Common treatments for sleep disorders include prescription medications and holistic methods such as cognitive behavior therapy, hypnosis, sleep restriction, stimulus control and relaxation techniques. Lifestyle changes, like avoiding caffeine and alcohol, are also advised.
Additional lifestyle changes that can help you get a good night’s sleep include:
- Creating an optimal sleep environment. Make sure that your bedroom is comfortable, cool, quiet and dark. If noise keeps you awake, try using a fan or white noise machine to block out external sounds and to create a soothing atmosphere. If light interferes with your sleep, try a sleep mask or blackout curtains.
- Thinking positively. Avoid going to bed with a negative mind set such as, “If I don’t get enough sleep tonight, how will I ever get through the day tomorrow?”
- Avoiding using your bed for anything other than sleeping. Do not watch television, eat, work or use computers in your bedroom.
- Trying to clear your mind before bed time. If you tend to worry in bed at night, write things down or make a to-do list earlier in the evening.
- Establishing a regular bedtime and a relaxing routine. Try taking a warm bath, listening to soothing music or reading before bed. Relaxation exercises, meditating and waking up at the same time each morning can also be very helpful sleep techniques.
- Not watching the clock. Turn the clock around and use only an alarm for waking up. If you can’t fall asleep in 20 minutes, leave your bedroom and read or engage in a relaxing activity somewhere else until you start to feel drowsy again.
- Avoiding naps. If you are extremely sleepy, take a nap. However, limit day-time naps to less than 30 minutes at no later than 3pm.
- Avoiding stimulants (coffee, tea, soda/cola, cocoa and chocolate) and heavy meals for at least four hours before bedtime. Light carbohydrate snacks such as milk, yogurt or crackers may help you fall asleep easier.
- Avoiding alcohol and tobacco for at least four hours before bedtime and during the night.
- Exercising regularly, but not within four hours of bedtime if you have trouble sleeping.
Try to avoid the following when it is possible and makes sense for you:
- Caffeinated drinks such as soda and coffee in the late afternoon or evening
- Diet pills
- Antidepressants (these can suppress REM sleep, but never discontinue antidepressants without permission from your healthcare provider)
Sleep disorders can affect your quality of life so often and so severely that they can disrupt your thinking, weight, school and work performance, mental health and your general physical health. Common disorders like narcolepsy, insomnia, restless legs syndrome and sleep apnea prevent you from getting the long, deep sleep you need to function properly.

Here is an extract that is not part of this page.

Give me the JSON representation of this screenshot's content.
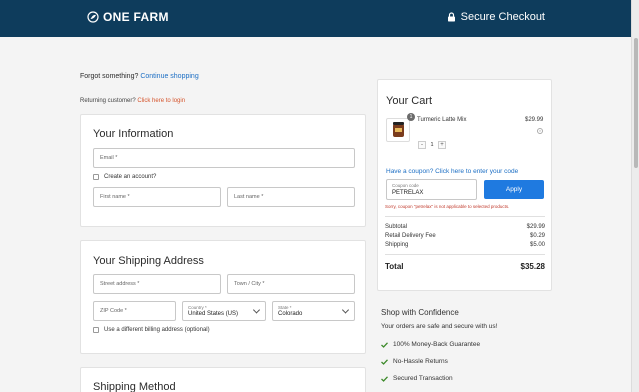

If you’re struggling with sleep, see your healthcare provider as soon as possible. Your health and quality of life depend on good sleep. If you regularly communicate with your doctor and you stick with a treatment plan, you can find your way to better sleep.